Director: Gonzalo Arijon,
Watched on: DVD,
Documentary gatekeepers—the distributors and film festival programmers who get to decide what docs are worthy of their audiences—will tell you that the most important quality they look for in a film is access, meaning the access the filmmakers have to elements of their story no one else has. This all too often leads to a sacrifice of craft and artistry for the sake of the more sensational aspects of subject matter, but in the case of the excellent documentary, Stranded: I Have Come From A Plane That Crashed on the Mountains, the opposite is true.

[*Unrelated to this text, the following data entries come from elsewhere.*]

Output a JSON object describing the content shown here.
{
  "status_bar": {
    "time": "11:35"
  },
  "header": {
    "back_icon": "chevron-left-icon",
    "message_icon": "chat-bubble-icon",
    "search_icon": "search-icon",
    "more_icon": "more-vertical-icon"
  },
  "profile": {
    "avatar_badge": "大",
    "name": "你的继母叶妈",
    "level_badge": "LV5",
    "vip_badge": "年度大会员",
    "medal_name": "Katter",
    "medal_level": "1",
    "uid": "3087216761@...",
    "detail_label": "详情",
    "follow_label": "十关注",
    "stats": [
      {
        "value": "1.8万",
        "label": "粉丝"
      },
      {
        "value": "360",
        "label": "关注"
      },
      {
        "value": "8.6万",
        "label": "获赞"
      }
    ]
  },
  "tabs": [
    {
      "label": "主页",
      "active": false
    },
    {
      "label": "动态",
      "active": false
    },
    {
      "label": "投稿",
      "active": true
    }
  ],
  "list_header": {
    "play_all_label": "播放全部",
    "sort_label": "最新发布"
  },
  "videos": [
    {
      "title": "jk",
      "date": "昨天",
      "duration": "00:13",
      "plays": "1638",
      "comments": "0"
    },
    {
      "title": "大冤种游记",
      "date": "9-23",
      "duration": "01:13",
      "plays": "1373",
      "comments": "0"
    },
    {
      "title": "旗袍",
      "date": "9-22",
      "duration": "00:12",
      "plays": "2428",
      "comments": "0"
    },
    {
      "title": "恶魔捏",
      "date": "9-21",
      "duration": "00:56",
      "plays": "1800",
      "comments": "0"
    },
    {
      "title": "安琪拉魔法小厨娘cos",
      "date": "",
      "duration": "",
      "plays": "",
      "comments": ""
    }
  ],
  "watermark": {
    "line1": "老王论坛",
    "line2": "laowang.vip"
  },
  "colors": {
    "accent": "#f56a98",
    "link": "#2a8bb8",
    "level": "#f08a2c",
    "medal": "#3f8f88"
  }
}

Yes, the director had an envious amount of access to the characters and the archival footage used in the film, but out of that familiarity he constructed a stirring, spellbinding meditation on the soul’s unquenchable thirst for life, especially when it competes with the serene temptations of a quiet, painless death.
Stranded recounts a story we’ve heard before: the tragic 1972 plane crash in the Andes that marooned a Uruguayan rugby team for 72 days. 16 young men survived only by resorting to cannibalism, eating the flesh of their dead teammates and friends. Their tale at first horrified the world, but when it quickly became clear that their survival depended on the sacrifice of the dead, and that they treated the act as almost a sacred ritual, their story evolved into a unique kind of heroism.
The film was directed by Gonzalo Arijon, a childhood friend of the survivors, who treks back into the mountains with the men to revisit the site of their ordeal. Many of the men bring their children, most of them teenagers now, along for the trip, which sets up a particularly poignant, even uplifting coda to the movie. Arijon also uses actors and a reconstructed crash site to stage blurry, black and white reenactments of the scene. These moments, used sparingly and shot at tilted angles, become jagged dream images, like the sudden bursts of a post-traumatic stress nightmare. But what elevates this movie far and above the expectations of your standard talking heads documentary—and there are plenty of them, since the entire story is told through the voices of the survivors—is the eloquent, honest, sometimes soaring poetic quality of their remembrances.
These men all came from upscale, educated backgrounds; they were pampered, city-bred and inexperienced, and they are intelligently recount their harrowing tale with an elegant, spiritual awareness. This is not a sordid tale of cannibalism, but a story of passage, from the ordered morality of civilization to the more primitive, stark morality of survival. The director and his editors crosscut with tense efficiency during these moments of self-revelation, sometimes lingering on a series of faces without a word being said to let the devastation of their decisions sink in.
As their hopes continue to dim, they begin to look at death as an attractive exit, the peace of giving up becoming more desirable than the enormous struggle to survive. And each man agrees that if they should die, they would consider it an honor for their friends to eat them to continue living. In this way, their sacrifice becomes a religious act, like Christ, offering their body and their blood to go on living in the souls and flesh of the survivors. In the movie’s final scenes, with the survivors surrounded by their children atop the mountain where these rituals were enacted, you can see the actual deliverance of that pact.